Shock collars are extremely divisive in the dog ownership and training world. You can talk to five different people and get five different opinions ranging from “they are evil” to “they can be useful but only for expert trainers” to “every dog owner should use one”. But are shock collars cruel?
Hunters have been using shock collars for bird dogs and retrievers for 30+ years. And, I’ll let you in on a dirty little secret: trainers often, if not usually, use shock collars with service and police dogs.
The bottom line is that they work.
Shock collars were initially designed and released 40+ years ago for training hunting dogs. It takes a one in a million dog to have all the qualities a hunter needs including endless drive, intelligence to understand sophisticated commands and to have the attention span to follow through.
Hunters began using them so often that the collars became the de facto training modality.
Saving Troubled Dogs
The success that hunters had with shock collars opened up a world of possibilities for all kinds of dogs. If we could train imperfect dogs to hunt… Why couldn’t we also train imperfect dogs to perform security and police related tasks? Why couldn’t we also use these collars to train rescue dogs so that they don’t get sent back to shelters?
Basically a whole new sector of the dog training industry was born. Many trainers now use shock collars in combination with food and other positive conditioning to train all kinds of behaviors.
So how do we train dogs with shock collars?
I have written extensively about training specific commands with shock collars. You can read about training a place command, training recall, off leash training, and generally helping them to stop destroying your house.
Briefly, we use these collars to apply “positive punishment”. We find the lowest stim on the collar that elicits a reaction and apply that stim until our dog performs the action we are asking.
Used in conjunction with food this is a powerful training modality.
And we now have two conditions of leverage to direct them to well-socialized behaviors.
Do Shock Collars Hurt?

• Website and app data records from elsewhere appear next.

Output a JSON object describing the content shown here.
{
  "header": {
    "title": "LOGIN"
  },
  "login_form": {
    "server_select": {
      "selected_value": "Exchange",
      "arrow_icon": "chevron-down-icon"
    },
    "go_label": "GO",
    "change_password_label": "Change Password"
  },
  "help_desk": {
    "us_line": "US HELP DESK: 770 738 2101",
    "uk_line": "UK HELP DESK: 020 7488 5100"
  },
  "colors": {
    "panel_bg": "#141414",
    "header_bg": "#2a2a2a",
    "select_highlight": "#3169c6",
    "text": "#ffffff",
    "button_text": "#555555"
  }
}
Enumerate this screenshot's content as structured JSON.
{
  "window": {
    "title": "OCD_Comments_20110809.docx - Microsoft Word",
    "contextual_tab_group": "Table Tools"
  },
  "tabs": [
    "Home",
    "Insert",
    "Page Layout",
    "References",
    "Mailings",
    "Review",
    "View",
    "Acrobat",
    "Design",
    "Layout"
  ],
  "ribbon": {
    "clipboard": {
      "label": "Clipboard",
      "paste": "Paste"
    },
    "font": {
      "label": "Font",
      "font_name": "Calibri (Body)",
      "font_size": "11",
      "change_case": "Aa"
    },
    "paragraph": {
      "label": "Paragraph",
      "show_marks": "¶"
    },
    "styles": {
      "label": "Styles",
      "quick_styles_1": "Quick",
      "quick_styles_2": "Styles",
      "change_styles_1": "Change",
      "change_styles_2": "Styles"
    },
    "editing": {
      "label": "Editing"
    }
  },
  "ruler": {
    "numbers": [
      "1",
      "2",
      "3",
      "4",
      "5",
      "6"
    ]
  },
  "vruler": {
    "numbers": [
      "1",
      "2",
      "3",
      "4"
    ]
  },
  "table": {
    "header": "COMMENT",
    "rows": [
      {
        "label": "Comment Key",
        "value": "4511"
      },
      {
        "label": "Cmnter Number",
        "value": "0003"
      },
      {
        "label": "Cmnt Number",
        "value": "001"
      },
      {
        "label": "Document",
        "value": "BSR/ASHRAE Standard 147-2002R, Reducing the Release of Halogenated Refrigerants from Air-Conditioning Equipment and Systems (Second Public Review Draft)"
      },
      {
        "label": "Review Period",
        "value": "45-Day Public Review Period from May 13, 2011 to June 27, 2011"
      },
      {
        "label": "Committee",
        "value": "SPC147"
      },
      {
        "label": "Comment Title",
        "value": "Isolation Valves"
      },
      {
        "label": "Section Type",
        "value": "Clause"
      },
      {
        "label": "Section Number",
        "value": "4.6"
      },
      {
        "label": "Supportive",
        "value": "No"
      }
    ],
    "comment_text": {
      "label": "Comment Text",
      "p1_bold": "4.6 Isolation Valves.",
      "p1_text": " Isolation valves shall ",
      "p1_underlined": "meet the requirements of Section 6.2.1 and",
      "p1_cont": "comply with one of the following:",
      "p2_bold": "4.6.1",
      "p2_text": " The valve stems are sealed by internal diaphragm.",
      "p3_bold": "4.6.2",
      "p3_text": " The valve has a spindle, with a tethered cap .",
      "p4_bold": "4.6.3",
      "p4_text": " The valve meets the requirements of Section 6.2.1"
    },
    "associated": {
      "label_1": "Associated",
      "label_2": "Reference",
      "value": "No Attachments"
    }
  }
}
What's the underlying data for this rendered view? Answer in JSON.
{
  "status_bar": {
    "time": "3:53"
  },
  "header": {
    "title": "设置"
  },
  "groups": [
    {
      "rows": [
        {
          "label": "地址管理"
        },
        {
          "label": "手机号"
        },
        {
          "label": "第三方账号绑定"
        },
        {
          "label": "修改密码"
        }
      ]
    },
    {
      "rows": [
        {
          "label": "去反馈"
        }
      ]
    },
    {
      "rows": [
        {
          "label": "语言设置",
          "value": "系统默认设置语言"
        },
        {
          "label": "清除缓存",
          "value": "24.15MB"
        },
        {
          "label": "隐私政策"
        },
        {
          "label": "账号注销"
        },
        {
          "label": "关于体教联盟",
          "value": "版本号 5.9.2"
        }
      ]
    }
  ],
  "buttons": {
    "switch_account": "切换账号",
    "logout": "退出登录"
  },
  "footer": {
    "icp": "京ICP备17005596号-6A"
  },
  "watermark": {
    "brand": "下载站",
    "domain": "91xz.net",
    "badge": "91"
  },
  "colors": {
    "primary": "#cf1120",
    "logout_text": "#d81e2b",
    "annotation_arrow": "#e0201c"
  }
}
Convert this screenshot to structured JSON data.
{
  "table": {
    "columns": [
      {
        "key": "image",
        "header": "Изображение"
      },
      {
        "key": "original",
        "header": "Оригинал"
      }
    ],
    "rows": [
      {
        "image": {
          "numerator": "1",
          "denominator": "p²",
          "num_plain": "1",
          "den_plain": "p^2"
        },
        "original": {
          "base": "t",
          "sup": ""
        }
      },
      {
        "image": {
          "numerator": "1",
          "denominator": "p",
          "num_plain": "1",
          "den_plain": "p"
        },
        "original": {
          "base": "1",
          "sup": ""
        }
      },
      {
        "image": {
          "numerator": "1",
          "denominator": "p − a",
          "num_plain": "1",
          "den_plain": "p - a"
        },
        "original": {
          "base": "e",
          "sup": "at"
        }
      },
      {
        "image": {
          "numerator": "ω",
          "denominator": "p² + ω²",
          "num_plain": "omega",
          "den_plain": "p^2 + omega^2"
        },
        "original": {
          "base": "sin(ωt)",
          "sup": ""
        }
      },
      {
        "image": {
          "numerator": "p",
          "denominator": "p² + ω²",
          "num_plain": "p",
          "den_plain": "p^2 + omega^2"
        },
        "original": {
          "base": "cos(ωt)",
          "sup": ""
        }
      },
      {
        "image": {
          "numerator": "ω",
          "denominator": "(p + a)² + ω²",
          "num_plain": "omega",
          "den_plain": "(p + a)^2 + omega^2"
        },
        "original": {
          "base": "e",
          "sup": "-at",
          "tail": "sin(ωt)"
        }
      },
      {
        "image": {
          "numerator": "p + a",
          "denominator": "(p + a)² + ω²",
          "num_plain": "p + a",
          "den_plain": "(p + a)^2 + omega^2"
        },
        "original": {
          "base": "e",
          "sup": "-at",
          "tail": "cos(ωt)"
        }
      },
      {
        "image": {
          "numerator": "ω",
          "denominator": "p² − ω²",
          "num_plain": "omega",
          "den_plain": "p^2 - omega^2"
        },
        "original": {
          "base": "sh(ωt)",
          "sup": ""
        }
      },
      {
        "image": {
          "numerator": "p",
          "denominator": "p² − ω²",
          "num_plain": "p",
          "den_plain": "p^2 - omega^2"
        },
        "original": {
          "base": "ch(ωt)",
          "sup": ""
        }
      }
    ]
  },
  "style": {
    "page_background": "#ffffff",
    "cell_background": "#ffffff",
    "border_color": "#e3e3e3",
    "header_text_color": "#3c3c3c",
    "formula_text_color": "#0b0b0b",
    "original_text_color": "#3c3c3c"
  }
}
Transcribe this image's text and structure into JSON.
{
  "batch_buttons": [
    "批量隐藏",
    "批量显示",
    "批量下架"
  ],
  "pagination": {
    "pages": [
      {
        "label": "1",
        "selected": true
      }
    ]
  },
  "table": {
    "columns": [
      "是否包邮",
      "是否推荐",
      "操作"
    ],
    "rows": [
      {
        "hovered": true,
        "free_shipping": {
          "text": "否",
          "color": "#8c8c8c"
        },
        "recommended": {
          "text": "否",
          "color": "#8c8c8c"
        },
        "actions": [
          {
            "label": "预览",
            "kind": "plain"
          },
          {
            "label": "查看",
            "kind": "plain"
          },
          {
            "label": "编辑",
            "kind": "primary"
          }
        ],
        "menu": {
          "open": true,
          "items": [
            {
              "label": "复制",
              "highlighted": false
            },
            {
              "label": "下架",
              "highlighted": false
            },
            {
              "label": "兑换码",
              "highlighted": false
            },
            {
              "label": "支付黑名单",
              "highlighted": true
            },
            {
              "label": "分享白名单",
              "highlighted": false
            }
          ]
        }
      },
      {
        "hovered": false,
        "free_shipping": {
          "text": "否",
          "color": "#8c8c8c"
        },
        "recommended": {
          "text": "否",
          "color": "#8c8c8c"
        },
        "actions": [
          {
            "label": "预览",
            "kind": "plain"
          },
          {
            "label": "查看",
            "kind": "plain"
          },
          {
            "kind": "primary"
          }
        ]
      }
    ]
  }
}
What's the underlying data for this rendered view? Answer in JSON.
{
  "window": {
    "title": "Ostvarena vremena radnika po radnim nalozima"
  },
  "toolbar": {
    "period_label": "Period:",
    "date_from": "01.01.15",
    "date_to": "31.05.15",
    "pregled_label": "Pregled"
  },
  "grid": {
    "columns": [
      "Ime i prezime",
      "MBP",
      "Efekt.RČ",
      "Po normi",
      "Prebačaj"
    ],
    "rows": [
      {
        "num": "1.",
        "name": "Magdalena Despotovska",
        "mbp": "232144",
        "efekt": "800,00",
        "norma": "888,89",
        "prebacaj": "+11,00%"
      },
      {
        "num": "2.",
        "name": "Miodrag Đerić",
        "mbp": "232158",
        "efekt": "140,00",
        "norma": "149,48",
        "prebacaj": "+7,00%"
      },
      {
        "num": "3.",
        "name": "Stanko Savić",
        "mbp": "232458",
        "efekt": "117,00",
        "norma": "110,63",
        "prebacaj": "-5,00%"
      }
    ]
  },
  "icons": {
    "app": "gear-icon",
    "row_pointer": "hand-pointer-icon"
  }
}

It is definitely an unpleasant sensation. I have worn one and tested it on myself at various levels. At the lower levels I feel a tingle. At the higher levels my muscles will involuntarily seize.
I am larger than most dogs and it is important to be mindful of the stim levels we are applying to your dog. At the same time, many dogs (including small dogs) can be so driven or excited in the moment that they simply don’t notice the stim we are applying.
Every dog is different. And literally, I mean literally every training tool, can be abusive if used improperly (yes that includes food and treats).
Shock Collars Mean Freedom
Ultimately shock collars can mean the difference between a high quality of life for your dog and you, and a life of constant annoyance or even giving up on a problem dog.
Often the critics of these training modalities ignore the alternatives. People are busy. They have careers and families. How much time and energy can we realistically expect them to devote to a problem dog? A dog that is destroying their couch? Jumping on the kids?
The real world alternative is the dog ends up back at the shelter and, in many cases, is put to sleep.
Use of the shock collar means the dog can be off leash in a park, free to roam (under supervision). The dog can be left home, alone, free to wander about the house and find the most comfortable nooks and crannies to rest until we get home.
Shock collars mean freedom.
I highly recommend every dog owner consider using a shock collar. Not every dog needs this kind of training and I wouldn’t recommend it for every dog. But, if the dog is a difficult dog, shock collar training will likely help.
There is light at the end of the tunnel. We have three rescue dogs and all three came to us with varying issues. I used a training course with all three of them. We haven’t put a stim collar on them regularly in over two years (I’ll still use a collar when we take them out to my dad’s farm or to the park).
You can check out my recommendation of the best collar here.